Uncover the important role that nurses have played during times of national crisis in this unique panel discussion held especially for the Chelsea History Festival. The expert panel will delve into the work of nurses from the First World War to the present day and consider what it is like to care for the sick under truly unprecedented circumstances.
The panel will include Professor Christine Hallett, Chair of the UK Association for the History of Nursing, and advanced clinical practitioner Louise Curtis. Full line up still to be announced.
About the panel
Louise Curtis is an advanced clinical practitioner at an A&E in a major trauma centre. She was a nurse in the emergency department for just under eight years, working both as a staff nurse and deputy sister. She has volunteered abroad in South Africa, Thailand, Uganda and Ethiopia, caring for disabled orphans, HIV, and trauma patients.
Christine Hallett is Professor of History at the University of Huddersfield, Chair of the UK Association for the History of Nursing, and President of the European Association for the History of Nursing. She is a trained nurse and health visitor, and holds PhDs in both Nursing and History. Christine holds Fellowships of the Royal Society of Medicine, UK, and the Royal Society for the Arts, UK. She is the author of Veiled Warriors: Allied Nurses of the First World War.

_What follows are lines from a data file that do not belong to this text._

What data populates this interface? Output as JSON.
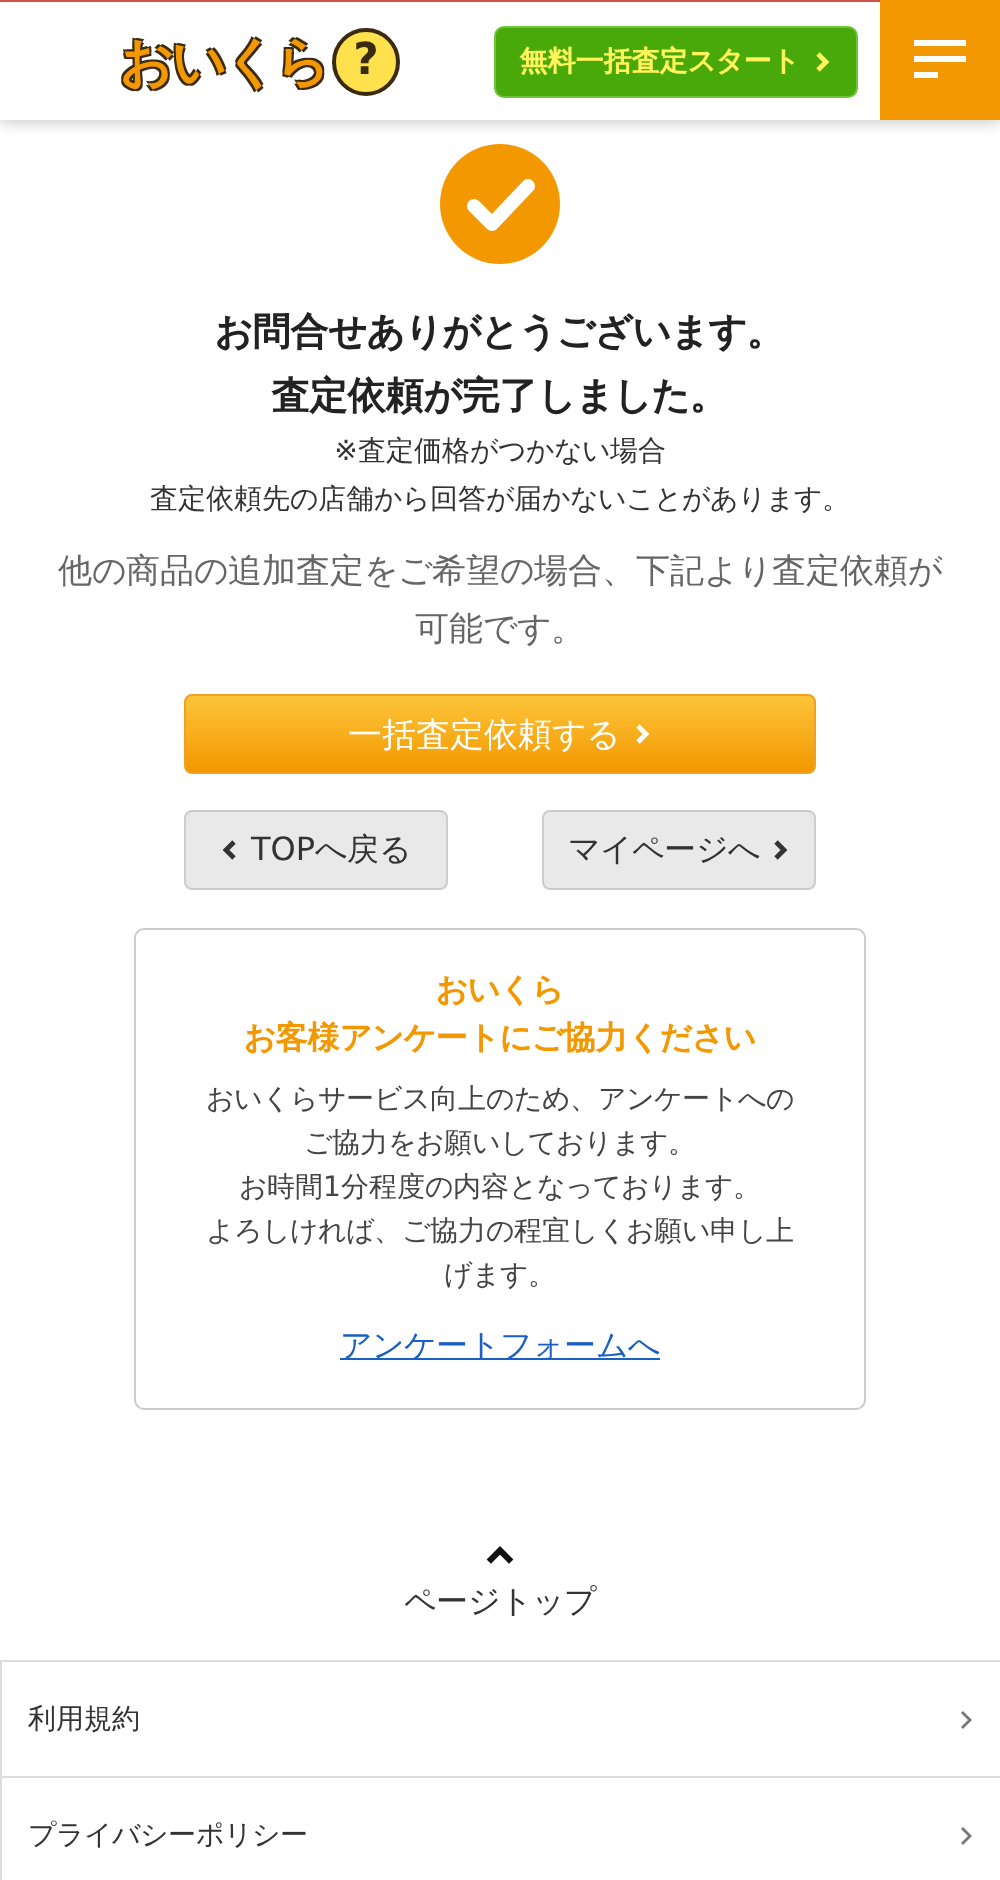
{
  "header": {
    "logo_text": "おいくら",
    "logo_mark": "?",
    "cta": "無料一括査定スタート"
  },
  "completion": {
    "title_lines": [
      "お問合せありがとうございます。",
      "査定依頼が完了しました。"
    ],
    "note_lines": [
      "※査定価格がつかない場合",
      "査定依頼先の店舗から回答が届かないことがあります。"
    ],
    "message": "他の商品の追加査定をご希望の場合、下記より査定依頼が可能です。"
  },
  "primary_button": "一括査定依頼する",
  "nav_buttons": [
    {
      "label": "TOPへ戻る",
      "kind": "back"
    },
    {
      "label": "マイページへ",
      "kind": "forward"
    }
  ],
  "survey": {
    "title_lines": [
      "おいくら",
      "お客様アンケートにご協力ください"
    ],
    "body_lines": [
      "おいくらサービス向上のため、アンケートへの",
      "ご協力をお願いしております。",
      "お時間1分程度の内容となっております。",
      "よろしければ、ご協力の程宜しくお願い申し上げます。"
    ],
    "link": "アンケートフォームへ"
  },
  "page_top": "ページトップ",
  "footer_links": [
    "利用規約",
    "プライバシーポリシー"
  ]
}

Colonel (retd) Ashleigh Boreham joined the Army in 1988. As Commanding Officer of 22 Field Hospital, he led the Medical Group in Iraq and was awarded a Queen’s Commendation for Valuable Service and a DGAMS Special Award for his leadership. He served as Colonel Army Medical Services Division at Army Personnel Centre in 2009, before assuming the post of Commander Medical 1st Armoured Division in Germany. He left the Division in 2013 to deploy to Afghanistan as Commander Medical. He retired from the Army in 2020 and is now a Fellow of the Institute of Healthcare Management and Regional Fellow of the Royal Society of Medicine. Ashleigh serves as a Trustee for the Museum of Military Medicine and remains a member of the Army Reserve while continuing to work in healthcare.